> **Entries from a dataset of interfaces**:
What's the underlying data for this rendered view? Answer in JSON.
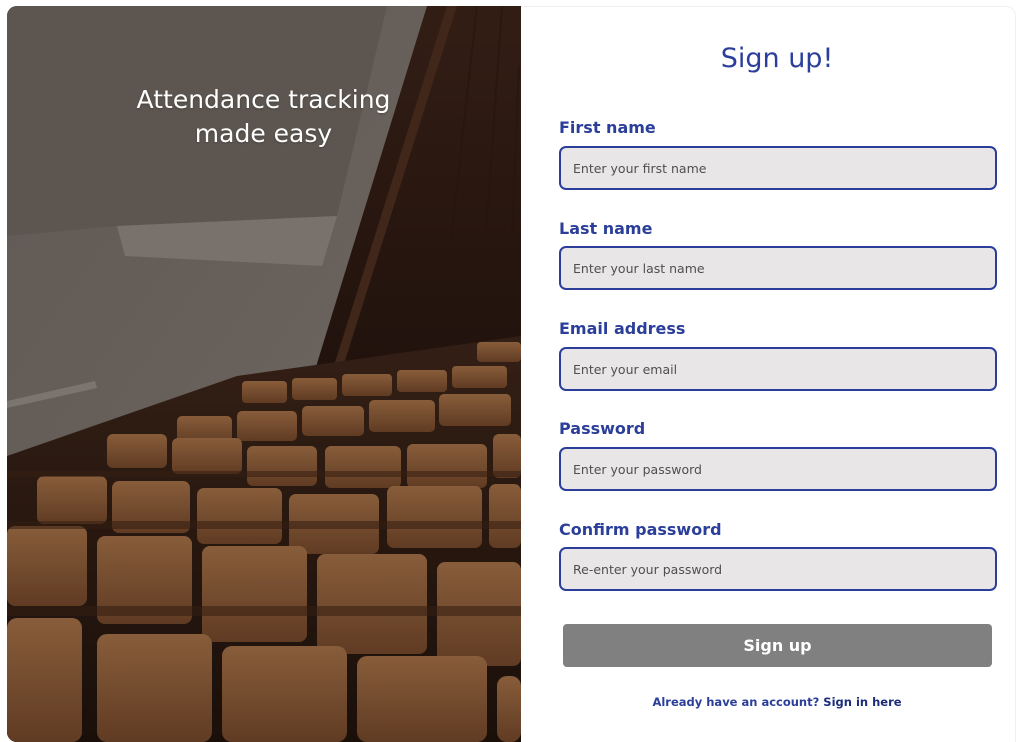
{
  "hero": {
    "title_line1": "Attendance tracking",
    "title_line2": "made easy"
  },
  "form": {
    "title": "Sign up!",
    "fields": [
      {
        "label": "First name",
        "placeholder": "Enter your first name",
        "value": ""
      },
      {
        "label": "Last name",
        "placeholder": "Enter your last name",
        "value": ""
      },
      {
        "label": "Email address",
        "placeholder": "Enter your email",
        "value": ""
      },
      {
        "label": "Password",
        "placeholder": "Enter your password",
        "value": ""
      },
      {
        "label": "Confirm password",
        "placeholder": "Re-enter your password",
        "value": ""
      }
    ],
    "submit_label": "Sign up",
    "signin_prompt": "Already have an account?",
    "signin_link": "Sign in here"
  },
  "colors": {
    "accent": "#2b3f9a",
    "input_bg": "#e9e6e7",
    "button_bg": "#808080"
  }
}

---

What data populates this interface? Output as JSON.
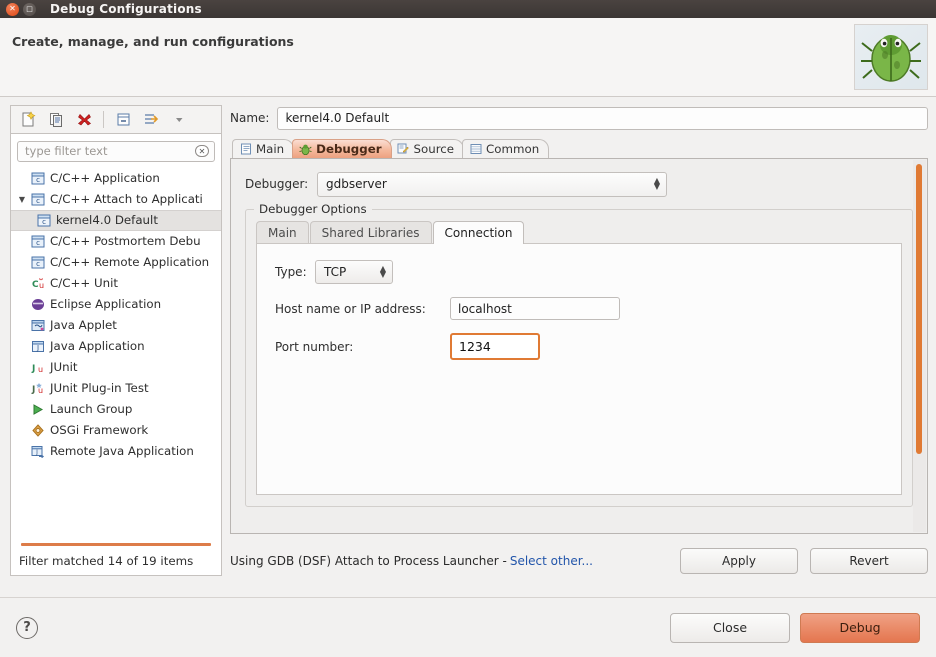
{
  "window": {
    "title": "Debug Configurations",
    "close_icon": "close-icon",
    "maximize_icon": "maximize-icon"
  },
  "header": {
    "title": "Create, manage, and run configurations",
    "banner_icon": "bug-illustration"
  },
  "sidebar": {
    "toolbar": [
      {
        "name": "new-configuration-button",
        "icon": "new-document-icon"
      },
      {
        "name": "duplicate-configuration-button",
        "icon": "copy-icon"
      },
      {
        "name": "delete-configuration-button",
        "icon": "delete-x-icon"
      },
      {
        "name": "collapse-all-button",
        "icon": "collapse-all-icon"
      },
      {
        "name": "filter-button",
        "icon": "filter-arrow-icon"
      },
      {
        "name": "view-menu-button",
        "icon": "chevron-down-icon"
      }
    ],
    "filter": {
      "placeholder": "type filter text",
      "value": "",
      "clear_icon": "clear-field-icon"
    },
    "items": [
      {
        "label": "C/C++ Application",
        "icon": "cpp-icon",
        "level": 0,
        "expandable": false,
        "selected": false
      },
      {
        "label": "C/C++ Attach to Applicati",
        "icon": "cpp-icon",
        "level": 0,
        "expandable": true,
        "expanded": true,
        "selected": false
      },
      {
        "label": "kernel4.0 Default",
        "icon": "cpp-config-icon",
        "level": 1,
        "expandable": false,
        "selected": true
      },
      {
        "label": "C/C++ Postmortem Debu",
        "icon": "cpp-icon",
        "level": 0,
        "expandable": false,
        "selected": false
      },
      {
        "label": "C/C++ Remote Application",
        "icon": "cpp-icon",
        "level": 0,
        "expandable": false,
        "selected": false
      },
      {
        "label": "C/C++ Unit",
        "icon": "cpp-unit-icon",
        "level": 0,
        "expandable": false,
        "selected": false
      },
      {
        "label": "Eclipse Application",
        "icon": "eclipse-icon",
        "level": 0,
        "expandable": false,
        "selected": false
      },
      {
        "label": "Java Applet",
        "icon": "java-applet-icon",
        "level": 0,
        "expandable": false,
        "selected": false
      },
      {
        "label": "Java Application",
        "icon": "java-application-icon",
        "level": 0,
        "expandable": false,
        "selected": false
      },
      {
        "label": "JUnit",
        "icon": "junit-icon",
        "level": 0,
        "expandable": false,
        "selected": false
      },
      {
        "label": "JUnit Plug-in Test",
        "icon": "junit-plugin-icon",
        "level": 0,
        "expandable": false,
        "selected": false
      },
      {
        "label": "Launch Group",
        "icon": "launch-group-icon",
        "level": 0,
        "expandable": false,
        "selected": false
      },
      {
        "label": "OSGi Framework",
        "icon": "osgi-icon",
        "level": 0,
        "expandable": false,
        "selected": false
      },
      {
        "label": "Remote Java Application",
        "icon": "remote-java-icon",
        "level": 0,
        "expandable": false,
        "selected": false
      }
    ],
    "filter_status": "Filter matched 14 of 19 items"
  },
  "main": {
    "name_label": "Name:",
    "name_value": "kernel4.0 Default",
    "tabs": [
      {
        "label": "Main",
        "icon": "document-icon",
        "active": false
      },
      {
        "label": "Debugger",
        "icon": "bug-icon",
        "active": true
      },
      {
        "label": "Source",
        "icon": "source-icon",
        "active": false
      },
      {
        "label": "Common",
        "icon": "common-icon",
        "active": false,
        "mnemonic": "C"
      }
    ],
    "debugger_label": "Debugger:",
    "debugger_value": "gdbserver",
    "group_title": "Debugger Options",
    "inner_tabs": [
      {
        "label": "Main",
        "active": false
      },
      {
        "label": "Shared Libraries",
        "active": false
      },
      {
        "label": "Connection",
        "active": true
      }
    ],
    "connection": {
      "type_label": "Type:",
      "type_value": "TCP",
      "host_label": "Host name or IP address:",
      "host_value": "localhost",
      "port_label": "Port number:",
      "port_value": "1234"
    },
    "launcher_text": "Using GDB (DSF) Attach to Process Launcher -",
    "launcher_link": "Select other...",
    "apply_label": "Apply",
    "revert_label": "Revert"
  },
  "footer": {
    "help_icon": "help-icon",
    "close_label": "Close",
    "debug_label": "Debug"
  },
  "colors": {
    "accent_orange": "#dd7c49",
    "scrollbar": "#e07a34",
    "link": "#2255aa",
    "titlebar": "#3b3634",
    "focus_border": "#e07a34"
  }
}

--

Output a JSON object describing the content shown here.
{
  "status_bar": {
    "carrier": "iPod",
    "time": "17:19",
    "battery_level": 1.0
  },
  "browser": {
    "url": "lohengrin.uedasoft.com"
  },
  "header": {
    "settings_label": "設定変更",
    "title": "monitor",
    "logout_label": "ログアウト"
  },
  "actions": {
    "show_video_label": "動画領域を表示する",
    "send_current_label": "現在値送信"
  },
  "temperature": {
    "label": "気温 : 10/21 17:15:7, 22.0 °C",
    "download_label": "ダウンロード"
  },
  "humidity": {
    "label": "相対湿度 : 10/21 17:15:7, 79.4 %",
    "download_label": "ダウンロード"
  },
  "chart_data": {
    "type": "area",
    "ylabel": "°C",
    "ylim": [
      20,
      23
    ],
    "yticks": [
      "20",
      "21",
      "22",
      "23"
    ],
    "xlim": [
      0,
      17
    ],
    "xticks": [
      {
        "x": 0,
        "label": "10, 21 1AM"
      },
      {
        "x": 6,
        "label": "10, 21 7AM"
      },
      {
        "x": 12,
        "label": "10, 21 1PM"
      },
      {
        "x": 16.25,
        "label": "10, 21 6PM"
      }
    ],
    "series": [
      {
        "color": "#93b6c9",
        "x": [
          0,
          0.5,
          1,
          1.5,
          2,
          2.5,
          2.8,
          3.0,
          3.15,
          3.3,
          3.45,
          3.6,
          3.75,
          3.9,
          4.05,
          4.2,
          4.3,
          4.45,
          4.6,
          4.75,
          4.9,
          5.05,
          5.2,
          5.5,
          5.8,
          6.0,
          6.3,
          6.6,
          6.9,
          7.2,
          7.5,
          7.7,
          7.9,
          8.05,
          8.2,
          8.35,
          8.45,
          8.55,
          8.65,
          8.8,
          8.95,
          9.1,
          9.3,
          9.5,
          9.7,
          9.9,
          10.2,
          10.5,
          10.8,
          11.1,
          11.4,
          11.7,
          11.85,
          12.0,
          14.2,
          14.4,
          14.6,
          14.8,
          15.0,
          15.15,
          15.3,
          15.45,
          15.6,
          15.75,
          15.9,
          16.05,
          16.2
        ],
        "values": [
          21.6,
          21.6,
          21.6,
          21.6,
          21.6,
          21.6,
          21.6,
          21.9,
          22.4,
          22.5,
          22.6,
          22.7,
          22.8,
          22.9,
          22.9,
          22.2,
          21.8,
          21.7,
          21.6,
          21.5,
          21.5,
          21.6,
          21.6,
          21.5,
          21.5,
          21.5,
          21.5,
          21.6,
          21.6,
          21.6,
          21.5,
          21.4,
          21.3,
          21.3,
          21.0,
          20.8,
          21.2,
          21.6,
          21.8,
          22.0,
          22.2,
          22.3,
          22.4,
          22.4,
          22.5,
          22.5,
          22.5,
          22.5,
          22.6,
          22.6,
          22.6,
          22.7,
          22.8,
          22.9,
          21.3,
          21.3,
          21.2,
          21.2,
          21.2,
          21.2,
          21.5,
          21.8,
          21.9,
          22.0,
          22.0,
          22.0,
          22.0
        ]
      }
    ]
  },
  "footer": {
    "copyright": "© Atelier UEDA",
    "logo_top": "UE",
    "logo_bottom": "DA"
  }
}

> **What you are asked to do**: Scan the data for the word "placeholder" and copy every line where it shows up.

> **Problem solution**:
        "placeholder": "Enter your first name",
        "placeholder": "Enter your last name",
        "placeholder": "Enter your email",
        "placeholder": "Enter your password",
        "placeholder": "Re-enter your password",
      "placeholder": "type filter text",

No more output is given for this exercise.